LISTED RECORDS:
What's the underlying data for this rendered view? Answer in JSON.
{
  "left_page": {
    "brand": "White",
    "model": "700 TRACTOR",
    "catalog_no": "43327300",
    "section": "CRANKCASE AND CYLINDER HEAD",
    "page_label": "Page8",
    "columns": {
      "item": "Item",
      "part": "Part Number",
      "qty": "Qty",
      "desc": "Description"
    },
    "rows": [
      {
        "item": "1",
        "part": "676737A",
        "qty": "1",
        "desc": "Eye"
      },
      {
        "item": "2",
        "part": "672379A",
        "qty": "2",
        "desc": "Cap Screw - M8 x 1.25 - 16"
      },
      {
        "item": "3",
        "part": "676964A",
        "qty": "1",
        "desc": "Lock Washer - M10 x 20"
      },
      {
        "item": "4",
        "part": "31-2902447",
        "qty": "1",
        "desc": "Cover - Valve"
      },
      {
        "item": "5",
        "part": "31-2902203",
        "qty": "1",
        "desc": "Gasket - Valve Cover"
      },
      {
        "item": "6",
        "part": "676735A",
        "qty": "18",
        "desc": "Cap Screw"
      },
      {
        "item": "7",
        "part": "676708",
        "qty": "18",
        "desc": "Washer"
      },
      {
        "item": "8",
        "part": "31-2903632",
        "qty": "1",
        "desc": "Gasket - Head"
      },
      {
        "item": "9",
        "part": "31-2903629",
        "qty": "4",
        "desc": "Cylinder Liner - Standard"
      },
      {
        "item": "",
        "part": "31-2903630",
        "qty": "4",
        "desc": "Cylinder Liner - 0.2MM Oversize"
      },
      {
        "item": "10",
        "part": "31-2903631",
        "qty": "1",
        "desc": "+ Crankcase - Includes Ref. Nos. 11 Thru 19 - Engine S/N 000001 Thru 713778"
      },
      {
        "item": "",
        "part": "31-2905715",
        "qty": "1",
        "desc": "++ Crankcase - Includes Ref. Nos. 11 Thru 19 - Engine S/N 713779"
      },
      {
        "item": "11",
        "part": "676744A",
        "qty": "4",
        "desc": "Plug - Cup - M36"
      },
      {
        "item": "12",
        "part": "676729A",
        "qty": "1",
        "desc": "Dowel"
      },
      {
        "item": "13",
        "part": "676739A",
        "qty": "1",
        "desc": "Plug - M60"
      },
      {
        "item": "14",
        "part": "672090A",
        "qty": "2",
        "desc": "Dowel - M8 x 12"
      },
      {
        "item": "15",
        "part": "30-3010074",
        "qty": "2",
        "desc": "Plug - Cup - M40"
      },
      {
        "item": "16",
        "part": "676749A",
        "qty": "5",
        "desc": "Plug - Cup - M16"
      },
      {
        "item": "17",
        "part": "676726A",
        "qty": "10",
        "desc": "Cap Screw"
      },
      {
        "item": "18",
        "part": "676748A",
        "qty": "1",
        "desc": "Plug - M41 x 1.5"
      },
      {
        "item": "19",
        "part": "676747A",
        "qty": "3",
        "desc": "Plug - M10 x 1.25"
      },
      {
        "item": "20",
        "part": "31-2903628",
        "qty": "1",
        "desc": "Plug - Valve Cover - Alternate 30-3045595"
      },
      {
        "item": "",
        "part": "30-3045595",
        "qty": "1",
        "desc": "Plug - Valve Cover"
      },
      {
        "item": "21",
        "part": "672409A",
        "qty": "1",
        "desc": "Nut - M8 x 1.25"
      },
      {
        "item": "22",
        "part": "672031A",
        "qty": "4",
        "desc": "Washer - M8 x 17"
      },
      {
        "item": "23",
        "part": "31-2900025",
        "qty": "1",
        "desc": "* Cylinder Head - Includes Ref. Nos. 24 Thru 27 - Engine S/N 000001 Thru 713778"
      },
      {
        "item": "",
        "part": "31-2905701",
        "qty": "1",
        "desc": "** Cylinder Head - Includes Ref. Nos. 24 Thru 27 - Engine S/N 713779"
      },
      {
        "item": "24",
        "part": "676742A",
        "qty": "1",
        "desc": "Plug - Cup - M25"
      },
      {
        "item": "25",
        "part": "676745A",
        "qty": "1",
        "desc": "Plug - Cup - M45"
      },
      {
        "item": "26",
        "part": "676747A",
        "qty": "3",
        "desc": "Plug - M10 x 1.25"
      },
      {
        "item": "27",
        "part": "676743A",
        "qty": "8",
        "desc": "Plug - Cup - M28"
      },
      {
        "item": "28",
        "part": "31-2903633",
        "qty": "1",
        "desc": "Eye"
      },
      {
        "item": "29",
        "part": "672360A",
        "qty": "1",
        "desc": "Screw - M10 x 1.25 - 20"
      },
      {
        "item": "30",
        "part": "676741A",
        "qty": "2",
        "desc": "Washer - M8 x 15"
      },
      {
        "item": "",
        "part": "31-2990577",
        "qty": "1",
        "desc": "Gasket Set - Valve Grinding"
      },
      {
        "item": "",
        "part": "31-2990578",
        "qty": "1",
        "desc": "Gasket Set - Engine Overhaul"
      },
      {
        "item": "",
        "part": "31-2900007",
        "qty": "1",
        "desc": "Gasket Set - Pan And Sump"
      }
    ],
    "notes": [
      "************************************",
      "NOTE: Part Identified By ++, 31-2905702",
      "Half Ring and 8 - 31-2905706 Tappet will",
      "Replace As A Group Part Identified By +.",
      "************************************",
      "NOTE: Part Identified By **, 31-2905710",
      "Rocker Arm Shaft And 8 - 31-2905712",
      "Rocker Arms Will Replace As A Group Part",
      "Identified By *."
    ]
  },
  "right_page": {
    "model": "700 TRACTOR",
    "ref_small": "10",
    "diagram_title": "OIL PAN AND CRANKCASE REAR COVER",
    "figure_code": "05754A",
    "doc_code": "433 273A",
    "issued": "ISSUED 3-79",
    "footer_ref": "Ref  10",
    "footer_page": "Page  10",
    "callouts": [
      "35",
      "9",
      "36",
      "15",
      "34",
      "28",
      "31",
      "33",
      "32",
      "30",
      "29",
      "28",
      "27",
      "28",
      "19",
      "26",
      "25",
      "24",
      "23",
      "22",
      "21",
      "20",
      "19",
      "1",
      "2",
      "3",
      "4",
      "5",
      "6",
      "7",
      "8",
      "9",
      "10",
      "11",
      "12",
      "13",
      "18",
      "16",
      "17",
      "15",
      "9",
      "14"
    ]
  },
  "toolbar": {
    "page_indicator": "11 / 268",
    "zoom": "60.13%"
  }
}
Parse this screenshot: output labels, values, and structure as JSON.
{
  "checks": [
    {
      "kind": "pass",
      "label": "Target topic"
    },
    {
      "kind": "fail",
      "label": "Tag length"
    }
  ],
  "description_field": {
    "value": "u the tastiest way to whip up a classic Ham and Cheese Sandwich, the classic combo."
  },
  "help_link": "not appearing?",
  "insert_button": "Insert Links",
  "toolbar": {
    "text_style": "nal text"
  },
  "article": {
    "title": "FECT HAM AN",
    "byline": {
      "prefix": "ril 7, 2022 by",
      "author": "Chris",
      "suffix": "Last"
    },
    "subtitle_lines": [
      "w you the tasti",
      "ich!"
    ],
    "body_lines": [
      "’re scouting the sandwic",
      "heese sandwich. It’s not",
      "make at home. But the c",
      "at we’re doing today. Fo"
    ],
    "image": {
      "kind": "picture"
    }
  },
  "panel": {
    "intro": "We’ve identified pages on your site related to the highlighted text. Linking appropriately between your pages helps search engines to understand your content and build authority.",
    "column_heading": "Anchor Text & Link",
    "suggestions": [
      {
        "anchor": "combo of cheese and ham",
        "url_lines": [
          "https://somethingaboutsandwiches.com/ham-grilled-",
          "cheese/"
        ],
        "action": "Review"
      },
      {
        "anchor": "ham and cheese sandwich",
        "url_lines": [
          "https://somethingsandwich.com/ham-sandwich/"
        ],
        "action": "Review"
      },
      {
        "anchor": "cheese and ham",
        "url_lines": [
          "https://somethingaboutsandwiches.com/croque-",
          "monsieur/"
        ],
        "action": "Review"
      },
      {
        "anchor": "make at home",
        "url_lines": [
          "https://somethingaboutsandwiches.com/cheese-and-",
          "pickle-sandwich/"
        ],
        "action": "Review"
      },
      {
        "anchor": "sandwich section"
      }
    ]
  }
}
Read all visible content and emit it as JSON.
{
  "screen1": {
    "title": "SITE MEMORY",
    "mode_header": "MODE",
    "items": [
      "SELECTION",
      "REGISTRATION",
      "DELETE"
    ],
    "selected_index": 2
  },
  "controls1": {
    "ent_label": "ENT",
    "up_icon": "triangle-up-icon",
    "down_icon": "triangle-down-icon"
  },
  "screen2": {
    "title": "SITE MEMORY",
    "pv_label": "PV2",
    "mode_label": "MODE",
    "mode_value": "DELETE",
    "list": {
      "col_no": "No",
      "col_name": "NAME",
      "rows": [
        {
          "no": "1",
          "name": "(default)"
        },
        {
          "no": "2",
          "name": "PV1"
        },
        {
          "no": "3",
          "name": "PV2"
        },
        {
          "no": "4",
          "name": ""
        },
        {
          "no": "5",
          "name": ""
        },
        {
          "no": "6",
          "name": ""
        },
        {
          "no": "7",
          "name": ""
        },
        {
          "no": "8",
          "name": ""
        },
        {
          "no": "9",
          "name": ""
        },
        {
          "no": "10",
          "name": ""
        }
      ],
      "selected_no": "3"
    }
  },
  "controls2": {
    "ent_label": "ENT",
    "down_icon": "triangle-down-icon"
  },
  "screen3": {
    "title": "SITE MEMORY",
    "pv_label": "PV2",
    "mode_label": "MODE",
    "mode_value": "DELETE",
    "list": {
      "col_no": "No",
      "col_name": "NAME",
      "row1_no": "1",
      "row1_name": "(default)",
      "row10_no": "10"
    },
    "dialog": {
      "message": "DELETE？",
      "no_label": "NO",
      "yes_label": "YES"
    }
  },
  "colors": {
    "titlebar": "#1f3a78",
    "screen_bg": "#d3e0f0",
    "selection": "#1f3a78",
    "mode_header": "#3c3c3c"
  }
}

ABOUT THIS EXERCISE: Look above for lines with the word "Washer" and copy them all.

WRITTEN RESPONSE:
        "desc": "Lock Washer - M10 x 20"
        "desc": "Washer"
        "desc": "Washer - M8 x 17"
        "desc": "Washer - M8 x 15"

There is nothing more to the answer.